Out of all the states in the U.S., Kansas was the 5th state to enforce window tinting laws. The purpose of this regulation is to ensure that drivers and passengers in every vehicle are visually identifiable.
Dark windows offer a lot of privacy, which is misused by many people to conceal illegal activity. But with all that said, getting your windows does come with its fair share of advantages.
Advantages like lowering the amount of heat trapped in the cabin, reducing glare, and protecting your car interior from UV rays.
If you want to reap the benefits of getting your windows tinted, you can do so in a way that complies with the law.
In this post, we’ll tell you everything you need to know about how to legally get your windows tinted in Kansas.
Is Window Tint Legal In Kansas
Using window tint is legal in Kansas. However, if it’s too dark or overly reflective, you will most certainly be pulled over, and depending on the circumstances, your vehicle will be checked.
Every state has specific requirements with how dark your car windows can be. And this is something which can be measured.
VLT is a unit that measures the percentage of ambient light that passes through any transparent or translucent surface. In the case of window tinting material, VLT measures the amount of light that can enter your car.
The higher the VLT%, the more transparent the tint film, and vice versa.
For instance, if your window tint film is rated at 75% VLT, then it’s going to let a lot of light into your car, as opposed to an ultra-dark 5% VLT tint.
Permitted Window Tint Darkness
It is important to know that certain types of window tints are outlawed in the state of Kansas.

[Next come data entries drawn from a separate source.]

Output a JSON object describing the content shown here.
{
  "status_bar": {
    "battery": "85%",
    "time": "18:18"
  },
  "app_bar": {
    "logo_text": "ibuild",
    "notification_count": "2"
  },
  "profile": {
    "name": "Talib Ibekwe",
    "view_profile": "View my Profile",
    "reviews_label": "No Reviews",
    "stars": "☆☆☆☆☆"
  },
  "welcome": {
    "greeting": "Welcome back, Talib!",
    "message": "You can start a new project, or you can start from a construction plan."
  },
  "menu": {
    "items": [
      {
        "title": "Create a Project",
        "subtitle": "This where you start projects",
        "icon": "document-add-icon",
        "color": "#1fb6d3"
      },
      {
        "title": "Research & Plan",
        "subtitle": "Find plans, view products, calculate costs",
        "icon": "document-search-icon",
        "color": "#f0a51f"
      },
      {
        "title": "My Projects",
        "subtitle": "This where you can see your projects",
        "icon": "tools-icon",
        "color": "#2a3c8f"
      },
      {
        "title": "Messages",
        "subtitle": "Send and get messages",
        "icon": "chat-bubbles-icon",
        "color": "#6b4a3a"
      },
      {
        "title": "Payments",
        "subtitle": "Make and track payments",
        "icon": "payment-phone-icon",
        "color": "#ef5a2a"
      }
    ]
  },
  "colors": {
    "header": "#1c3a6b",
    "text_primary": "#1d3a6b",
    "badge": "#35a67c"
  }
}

This has to do with the way these tints reflect light by turning your windows into what’s essentially a mirror. This can be both distracting and dangerous for other vehicles on the street.

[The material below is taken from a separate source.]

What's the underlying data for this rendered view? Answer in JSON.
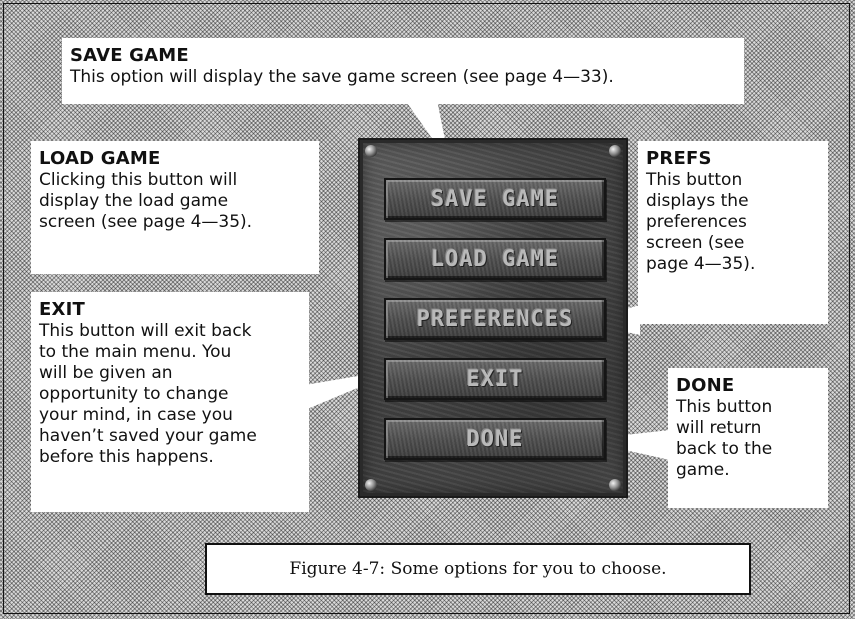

However, the more prominent factor to be concerned with is tint darkness. Below we’ve outlined the required window tint VLT levels in Kansas.
Sedans, SUVs, and Vans

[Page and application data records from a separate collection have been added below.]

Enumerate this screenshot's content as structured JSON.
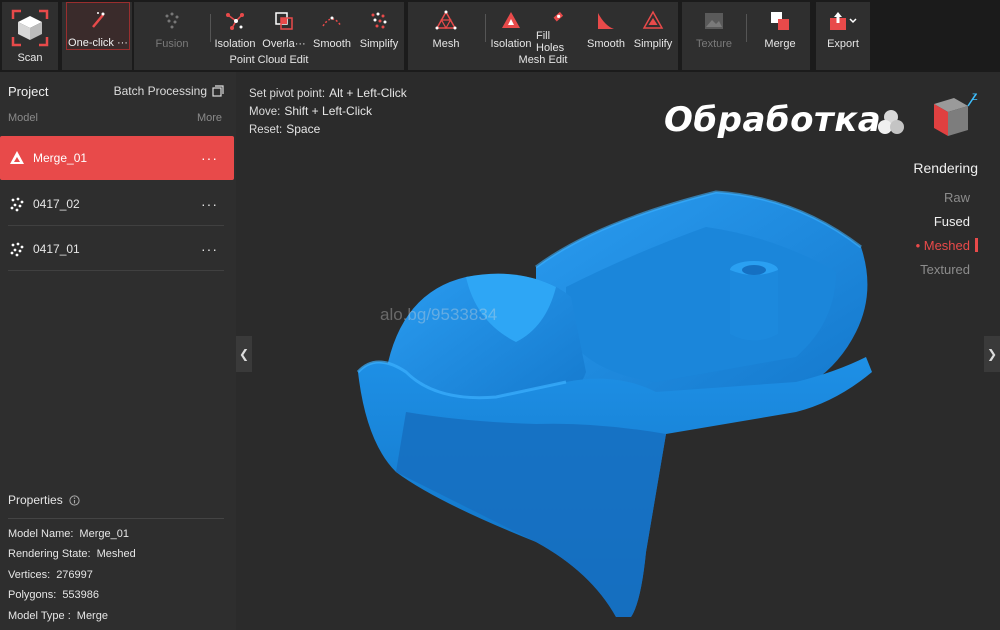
{
  "toolbar": {
    "scan": "Scan",
    "one_click": "One-click ···",
    "point_cloud": {
      "label": "Point Cloud Edit",
      "fusion": "Fusion",
      "isolation": "Isolation",
      "overlap": "Overla···",
      "smooth": "Smooth",
      "simplify": "Simplify"
    },
    "mesh_edit": {
      "label": "Mesh Edit",
      "mesh": "Mesh",
      "isolation": "Isolation",
      "fill_holes": "Fill Holes",
      "smooth": "Smooth",
      "simplify": "Simplify"
    },
    "texture": "Texture",
    "merge": "Merge",
    "export": "Export"
  },
  "sidebar": {
    "title": "Project",
    "batch": "Batch Processing",
    "model_header": "Model",
    "more": "More",
    "models": [
      {
        "name": "Merge_01",
        "dots": "···"
      },
      {
        "name": "0417_02",
        "dots": "···"
      },
      {
        "name": "0417_01",
        "dots": "···"
      }
    ],
    "properties": {
      "title": "Properties",
      "model_name_k": "Model Name:",
      "model_name_v": "Merge_01",
      "rendering_state_k": "Rendering State:",
      "rendering_state_v": "Meshed",
      "vertices_k": "Vertices:",
      "vertices_v": "276997",
      "polygons_k": "Polygons:",
      "polygons_v": "553986",
      "model_type_k": "Model Type :",
      "model_type_v": "Merge"
    }
  },
  "viewport": {
    "hints": [
      {
        "k": "Set pivot point:",
        "v": "Alt + Left-Click"
      },
      {
        "k": "Move:",
        "v": "Shift + Left-Click"
      },
      {
        "k": "Reset:",
        "v": "Space"
      }
    ],
    "overlay_title": "Обработка",
    "watermark": "alo.bg/9533834",
    "axis_z": "Z",
    "rendering": {
      "title": "Rendering",
      "raw": "Raw",
      "fused": "Fused",
      "meshed": "• Meshed",
      "textured": "Textured"
    }
  },
  "colors": {
    "accent": "#e84a4a",
    "model": "#1f8de0"
  }
}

Windshield: Tint must be non-reflective and placed above the AS-1 line.
Driver-side windows: Minimum 35% VLT.
Passenger-side windows: Minimum 35% VLT.
Rear window: Minimum 35% VLT.
Tint reflection, as the name suggests, reflects the light from the outside of the window. On the inside, it reduces both heat and glare. Use of reflective windows is not permitted in Kansas.
Other Rules in the State
There are a few other things to note before you head out with your tinted windows in the state of Kansas.
There are some more things you need to know before you drive around with tinted windows in the state of Kansas.
According to the 2021 law, colored tinting is banned in the state of Kansas. That means any variation of the colors yellow, red and amber is illegal.
Now, you don’t have to have stickers that define the tint on your window according to the law, but it is strongly recommended.
This makes it easy for the authorities to verify the details and it saves you the trouble of having to establish them after being pulled over.
This is where things can get a bit tricky. Manufacturers of these window films don’t have to disclose if their product complies with the legal requirements. Retailers and installers don’t have to do that either.
The onus is on you to make sure that the tinting of the product meets Kansas laws. You are also required by law to have side mirrors on both sides if you have a tinted back window.
Another caveat is that Kansas does not have any medical exceptions that let you use any kind of special tint.
And a violation of window tint laws in this state is classified as a Class C misdemeanor. If you’re found in violation, you might have to appear in court and pay a fine.
If you are a repeat offender, the fine will be higher and your car might be impounded too.
State of Kansas Info
Kansas is a Midwestern state in the US and Wichita is its largest city.
The state is landlocked with Nebraska to its north, Oklahoma to its south, Missouri to its east, and Colorado to its west.
Registered vehicles: 2,436,246
Total lane miles: 286,606
Number of Highways: 9
Tint law references: Kansas Statutes